** SUPPLIED RECORDS **
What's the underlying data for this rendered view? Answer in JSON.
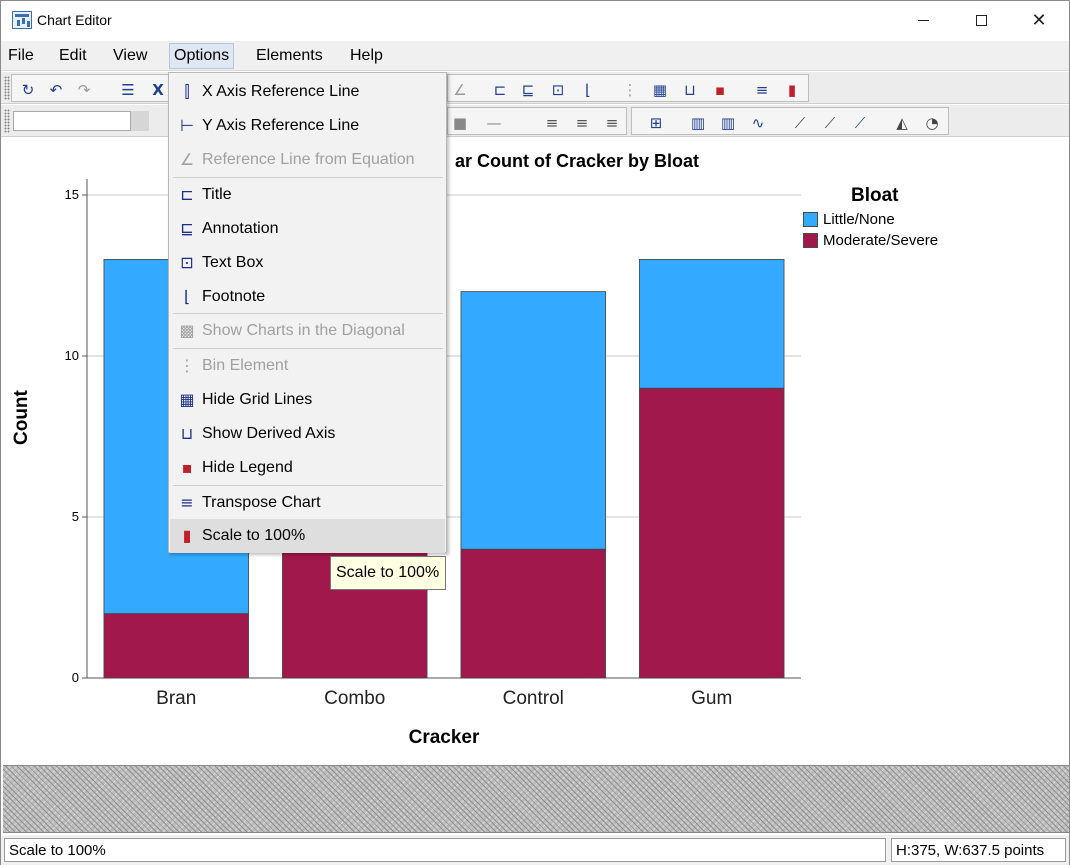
{
  "window": {
    "title": "Chart Editor"
  },
  "menubar": {
    "items": [
      "File",
      "Edit",
      "View",
      "Options",
      "Elements",
      "Help"
    ],
    "active": "Options"
  },
  "options_menu": {
    "items": [
      {
        "label": "X Axis Reference Line",
        "icon": "x-axis-reference-line-icon",
        "enabled": true
      },
      {
        "label": "Y Axis Reference Line",
        "icon": "y-axis-reference-line-icon",
        "enabled": true
      },
      {
        "label": "Reference Line from Equation",
        "icon": "equation-line-icon",
        "enabled": false
      },
      {
        "label": "Title",
        "icon": "title-icon",
        "enabled": true
      },
      {
        "label": "Annotation",
        "icon": "annotation-icon",
        "enabled": true
      },
      {
        "label": "Text Box",
        "icon": "text-box-icon",
        "enabled": true
      },
      {
        "label": "Footnote",
        "icon": "footnote-icon",
        "enabled": true
      },
      {
        "label": "Show Charts in the Diagonal",
        "icon": "diagonal-charts-icon",
        "enabled": false
      },
      {
        "label": "Bin Element",
        "icon": "bin-element-icon",
        "enabled": false
      },
      {
        "label": "Hide Grid Lines",
        "icon": "grid-lines-icon",
        "enabled": true
      },
      {
        "label": "Show Derived Axis",
        "icon": "derived-axis-icon",
        "enabled": true
      },
      {
        "label": "Hide Legend",
        "icon": "legend-icon",
        "enabled": true
      },
      {
        "label": "Transpose Chart",
        "icon": "transpose-icon",
        "enabled": true
      },
      {
        "label": "Scale to 100%",
        "icon": "scale-100-icon",
        "enabled": true,
        "highlighted": true
      }
    ]
  },
  "tooltip": {
    "text": "Scale to 100%"
  },
  "legend": {
    "title": "Bloat",
    "entries": [
      {
        "label": "Little/None",
        "color": "#33aaff"
      },
      {
        "label": "Moderate/Severe",
        "color": "#a0184c"
      }
    ]
  },
  "chart_data": {
    "type": "bar",
    "stacked": true,
    "title": "Stacked Bar Count of Cracker by Bloat",
    "visible_title": "ar Count of Cracker by Bloat",
    "xlabel": "Cracker",
    "ylabel": "Count",
    "categories": [
      "Bran",
      "Combo",
      "Control",
      "Gum"
    ],
    "series": [
      {
        "name": "Moderate/Severe",
        "color": "#a0184c",
        "values": [
          2,
          4,
          4,
          9
        ]
      },
      {
        "name": "Little/None",
        "color": "#33aaff",
        "values": [
          11,
          9,
          8,
          4
        ]
      }
    ],
    "ylim": [
      0,
      15
    ],
    "yticks": [
      0,
      5,
      10,
      15
    ],
    "grid": true,
    "legend_position": "right"
  },
  "statusbar": {
    "left": "Scale to 100%",
    "right": "H:375, W:637.5 points"
  }
}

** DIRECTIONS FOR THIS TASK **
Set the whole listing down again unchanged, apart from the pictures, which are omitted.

** YOUR SOLUTION **
What's the underlying data for this rendered view? Answer in JSON.
{
  "window": {
    "title": "Chart Editor"
  },
  "menubar": {
    "items": [
      "File",
      "Edit",
      "View",
      "Options",
      "Elements",
      "Help"
    ],
    "active": "Options"
  },
  "options_menu": {
    "items": [
      {
        "label": "X Axis Reference Line",
        "icon": "x-axis-reference-line-icon",
        "enabled": true
      },
      {
        "label": "Y Axis Reference Line",
        "icon": "y-axis-reference-line-icon",
        "enabled": true
      },
      {
        "label": "Reference Line from Equation",
        "icon": "equation-line-icon",
        "enabled": false
      },
      {
        "label": "Title",
        "icon": "title-icon",
        "enabled": true
      },
      {
        "label": "Annotation",
        "icon": "annotation-icon",
        "enabled": true
      },
      {
        "label": "Text Box",
        "icon": "text-box-icon",
        "enabled": true
      },
      {
        "label": "Footnote",
        "icon": "footnote-icon",
        "enabled": true
      },
      {
        "label": "Show Charts in the Diagonal",
        "icon": "diagonal-charts-icon",
        "enabled": false
      },
      {
        "label": "Bin Element",
        "icon": "bin-element-icon",
        "enabled": false
      },
      {
        "label": "Hide Grid Lines",
        "icon": "grid-lines-icon",
        "enabled": true
      },
      {
        "label": "Show Derived Axis",
        "icon": "derived-axis-icon",
        "enabled": true
      },
      {
        "label": "Hide Legend",
        "icon": "legend-icon",
        "enabled": true
      },
      {
        "label": "Transpose Chart",
        "icon": "transpose-icon",
        "enabled": true
      },
      {
        "label": "Scale to 100%",
        "icon": "scale-100-icon",
        "enabled": true,
        "highlighted": true
      }
    ]
  },
  "tooltip": {
    "text": "Scale to 100%"
  },
  "legend": {
    "title": "Bloat",
    "entries": [
      {
        "label": "Little/None",
        "color": "#33aaff"
      },
      {
        "label": "Moderate/Severe",
        "color": "#a0184c"
      }
    ]
  },
  "chart_data": {
    "type": "bar",
    "stacked": true,
    "title": "Stacked Bar Count of Cracker by Bloat",
    "visible_title": "ar Count of Cracker by Bloat",
    "xlabel": "Cracker",
    "ylabel": "Count",
    "categories": [
      "Bran",
      "Combo",
      "Control",
      "Gum"
    ],
    "series": [
      {
        "name": "Moderate/Severe",
        "color": "#a0184c",
        "values": [
          2,
          4,
          4,
          9
        ]
      },
      {
        "name": "Little/None",
        "color": "#33aaff",
        "values": [
          11,
          9,
          8,
          4
        ]
      }
    ],
    "ylim": [
      0,
      15
    ],
    "yticks": [
      0,
      5,
      10,
      15
    ],
    "grid": true,
    "legend_position": "right"
  },
  "statusbar": {
    "left": "Scale to 100%",
    "right": "H:375, W:637.5 points"
  }
}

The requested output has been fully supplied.